For this beer, we start off in the mash with a very simple grist: copious amounts of Pilsner malt, and about a ten percent Victory malt. In the kettle, we hop at a rate of 3.3lbs/bbl with Magnum, Sterling, Simcoe, Centennial, and Chinook hops. We then ferment for two weeks with a common American ale strain of yeast, to allow for the subtle malt, and pronounced danke, citrusy hop characters to come through without being muddled by diacetyl (buttery popcorn flavors), or DMS (cooked cabbage/corn). After primary fermentation has been completed, we will then dry-hop with a blend of Cascade, Centennial, and Citra hops to lend a rich bouquet of citrus, pine, and cedar to the aroma. The result is a myriad of hop characteristics that are a memorial to beers we all grew up loving.

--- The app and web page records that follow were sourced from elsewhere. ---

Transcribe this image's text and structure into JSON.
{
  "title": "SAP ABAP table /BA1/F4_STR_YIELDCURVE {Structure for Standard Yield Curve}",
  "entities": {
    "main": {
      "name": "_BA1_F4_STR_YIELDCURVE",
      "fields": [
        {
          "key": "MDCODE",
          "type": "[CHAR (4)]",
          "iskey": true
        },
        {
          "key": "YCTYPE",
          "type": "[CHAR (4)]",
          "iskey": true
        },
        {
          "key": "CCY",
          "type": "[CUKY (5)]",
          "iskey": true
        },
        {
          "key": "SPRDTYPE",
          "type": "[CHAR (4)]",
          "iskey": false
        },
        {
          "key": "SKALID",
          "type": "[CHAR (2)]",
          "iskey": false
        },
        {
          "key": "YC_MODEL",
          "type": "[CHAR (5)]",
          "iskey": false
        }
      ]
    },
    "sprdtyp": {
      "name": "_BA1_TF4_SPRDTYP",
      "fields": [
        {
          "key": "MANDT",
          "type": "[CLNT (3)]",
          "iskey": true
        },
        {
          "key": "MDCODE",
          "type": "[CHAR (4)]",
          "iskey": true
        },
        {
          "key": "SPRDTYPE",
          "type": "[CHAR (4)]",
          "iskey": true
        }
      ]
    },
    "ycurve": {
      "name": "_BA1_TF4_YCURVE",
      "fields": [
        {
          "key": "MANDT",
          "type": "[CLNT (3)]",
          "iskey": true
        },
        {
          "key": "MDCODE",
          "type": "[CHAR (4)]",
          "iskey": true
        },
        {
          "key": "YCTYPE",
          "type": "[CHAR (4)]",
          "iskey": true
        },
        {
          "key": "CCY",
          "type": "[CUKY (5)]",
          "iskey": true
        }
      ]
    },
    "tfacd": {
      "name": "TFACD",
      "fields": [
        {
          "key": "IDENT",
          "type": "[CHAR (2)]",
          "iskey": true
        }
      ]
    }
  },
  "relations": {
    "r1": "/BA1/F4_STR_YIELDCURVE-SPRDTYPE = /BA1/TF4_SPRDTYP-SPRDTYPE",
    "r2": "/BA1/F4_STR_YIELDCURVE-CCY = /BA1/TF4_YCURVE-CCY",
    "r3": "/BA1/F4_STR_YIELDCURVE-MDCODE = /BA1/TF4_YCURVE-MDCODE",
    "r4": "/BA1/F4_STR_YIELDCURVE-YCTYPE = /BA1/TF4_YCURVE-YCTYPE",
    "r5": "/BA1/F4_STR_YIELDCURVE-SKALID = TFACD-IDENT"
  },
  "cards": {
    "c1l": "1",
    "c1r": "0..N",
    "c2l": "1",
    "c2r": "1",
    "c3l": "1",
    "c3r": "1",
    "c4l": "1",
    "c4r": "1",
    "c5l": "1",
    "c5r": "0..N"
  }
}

As a throwback to when I personally first got into American Craft Beer, this specific recipe reminds me of my humble roots, and how things have become so different since then. It’s been exciting to go back to ingredients once forgotten, to create a simple, yet complex beer that gave rise to what American Craft Beer has become.. Just as we pick up a mash paddle, or transfer hose, or buckets of house-made ingredients to use in our beer, so do others, pick up a hammer of their own. 2020 had been a tough year for everyone, worldwide, and this beer reminds me that we are all still in it, to work together: to recognize the complexity of simplicity, and the beautiful harmony we are capable of, no matter how different we are individually. Sometimes it’s the subtleties and nuances of a memory, a time, a place, that spark a sense of innovation and fellowship. Cheers, friends.

Read more from Kenny